RECORDS SHOWN Block Start

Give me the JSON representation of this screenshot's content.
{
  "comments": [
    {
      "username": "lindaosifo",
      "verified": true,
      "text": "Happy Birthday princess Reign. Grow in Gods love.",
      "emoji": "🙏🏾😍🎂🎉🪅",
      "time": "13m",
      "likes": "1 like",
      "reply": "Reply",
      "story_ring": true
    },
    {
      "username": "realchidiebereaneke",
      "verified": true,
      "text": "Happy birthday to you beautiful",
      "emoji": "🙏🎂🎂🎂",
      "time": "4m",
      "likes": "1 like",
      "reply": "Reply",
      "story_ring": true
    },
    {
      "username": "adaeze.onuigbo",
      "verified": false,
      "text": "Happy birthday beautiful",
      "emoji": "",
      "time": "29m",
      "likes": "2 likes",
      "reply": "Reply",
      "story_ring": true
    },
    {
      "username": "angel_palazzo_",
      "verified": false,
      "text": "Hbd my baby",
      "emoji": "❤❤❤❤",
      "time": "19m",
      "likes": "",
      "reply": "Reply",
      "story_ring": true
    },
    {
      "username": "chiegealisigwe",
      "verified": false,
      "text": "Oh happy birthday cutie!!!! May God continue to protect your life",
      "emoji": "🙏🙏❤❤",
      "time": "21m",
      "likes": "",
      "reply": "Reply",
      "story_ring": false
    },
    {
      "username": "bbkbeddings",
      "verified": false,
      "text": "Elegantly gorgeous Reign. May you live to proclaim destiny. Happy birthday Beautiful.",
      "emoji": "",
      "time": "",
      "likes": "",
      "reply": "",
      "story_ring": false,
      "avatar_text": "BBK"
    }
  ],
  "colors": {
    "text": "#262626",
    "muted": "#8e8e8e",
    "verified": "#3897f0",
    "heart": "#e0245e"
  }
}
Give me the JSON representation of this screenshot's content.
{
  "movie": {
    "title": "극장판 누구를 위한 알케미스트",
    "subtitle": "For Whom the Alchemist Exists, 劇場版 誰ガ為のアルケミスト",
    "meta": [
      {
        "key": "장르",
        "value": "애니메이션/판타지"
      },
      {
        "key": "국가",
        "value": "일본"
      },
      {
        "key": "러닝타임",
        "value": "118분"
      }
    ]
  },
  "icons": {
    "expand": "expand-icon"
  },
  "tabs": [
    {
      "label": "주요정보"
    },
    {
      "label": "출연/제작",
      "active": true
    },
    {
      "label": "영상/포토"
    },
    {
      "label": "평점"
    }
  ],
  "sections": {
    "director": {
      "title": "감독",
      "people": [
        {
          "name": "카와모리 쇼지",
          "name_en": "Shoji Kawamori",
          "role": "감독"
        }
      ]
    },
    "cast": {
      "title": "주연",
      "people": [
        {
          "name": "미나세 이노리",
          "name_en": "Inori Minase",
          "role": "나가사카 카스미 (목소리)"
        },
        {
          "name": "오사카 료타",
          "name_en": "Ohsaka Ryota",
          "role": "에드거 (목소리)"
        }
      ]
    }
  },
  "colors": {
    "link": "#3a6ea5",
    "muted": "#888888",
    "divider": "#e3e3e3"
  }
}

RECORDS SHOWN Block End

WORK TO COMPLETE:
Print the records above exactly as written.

TASK OUTPUT:
Give me the JSON representation of this screenshot's content.
{
  "comments": [
    {
      "username": "lindaosifo",
      "verified": true,
      "text": "Happy Birthday princess Reign. Grow in Gods love.",
      "emoji": "🙏🏾😍🎂🎉🪅",
      "time": "13m",
      "likes": "1 like",
      "reply": "Reply",
      "story_ring": true
    },
    {
      "username": "realchidiebereaneke",
      "verified": true,
      "text": "Happy birthday to you beautiful",
      "emoji": "🙏🎂🎂🎂",
      "time": "4m",
      "likes": "1 like",
      "reply": "Reply",
      "story_ring": true
    },
    {
      "username": "adaeze.onuigbo",
      "verified": false,
      "text": "Happy birthday beautiful",
      "emoji": "",
      "time": "29m",
      "likes": "2 likes",
      "reply": "Reply",
      "story_ring": true
    },
    {
      "username": "angel_palazzo_",
      "verified": false,
      "text": "Hbd my baby",
      "emoji": "❤❤❤❤",
      "time": "19m",
      "likes": "",
      "reply": "Reply",
      "story_ring": true
    },
    {
      "username": "chiegealisigwe",
      "verified": false,
      "text": "Oh happy birthday cutie!!!! May God continue to protect your life",
      "emoji": "🙏🙏❤❤",
      "time": "21m",
      "likes": "",
      "reply": "Reply",
      "story_ring": false
    },
    {
      "username": "bbkbeddings",
      "verified": false,
      "text": "Elegantly gorgeous Reign. May you live to proclaim destiny. Happy birthday Beautiful.",
      "emoji": "",
      "time": "",
      "likes": "",
      "reply": "",
      "story_ring": false,
      "avatar_text": "BBK"
    }
  ],
  "colors": {
    "text": "#262626",
    "muted": "#8e8e8e",
    "verified": "#3897f0",
    "heart": "#e0245e"
  }
}
Give me the JSON representation of this screenshot's content.
{
  "movie": {
    "title": "극장판 누구를 위한 알케미스트",
    "subtitle": "For Whom the Alchemist Exists, 劇場版 誰ガ為のアルケミスト",
    "meta": [
      {
        "key": "장르",
        "value": "애니메이션/판타지"
      },
      {
        "key": "국가",
        "value": "일본"
      },
      {
        "key": "러닝타임",
        "value": "118분"
      }
    ]
  },
  "icons": {
    "expand": "expand-icon"
  },
  "tabs": [
    {
      "label": "주요정보"
    },
    {
      "label": "출연/제작",
      "active": true
    },
    {
      "label": "영상/포토"
    },
    {
      "label": "평점"
    }
  ],
  "sections": {
    "director": {
      "title": "감독",
      "people": [
        {
          "name": "카와모리 쇼지",
          "name_en": "Shoji Kawamori",
          "role": "감독"
        }
      ]
    },
    "cast": {
      "title": "주연",
      "people": [
        {
          "name": "미나세 이노리",
          "name_en": "Inori Minase",
          "role": "나가사카 카스미 (목소리)"
        },
        {
          "name": "오사카 료타",
          "name_en": "Ohsaka Ryota",
          "role": "에드거 (목소리)"
        }
      ]
    }
  },
  "colors": {
    "link": "#3a6ea5",
    "muted": "#888888",
    "divider": "#e3e3e3"
  }
}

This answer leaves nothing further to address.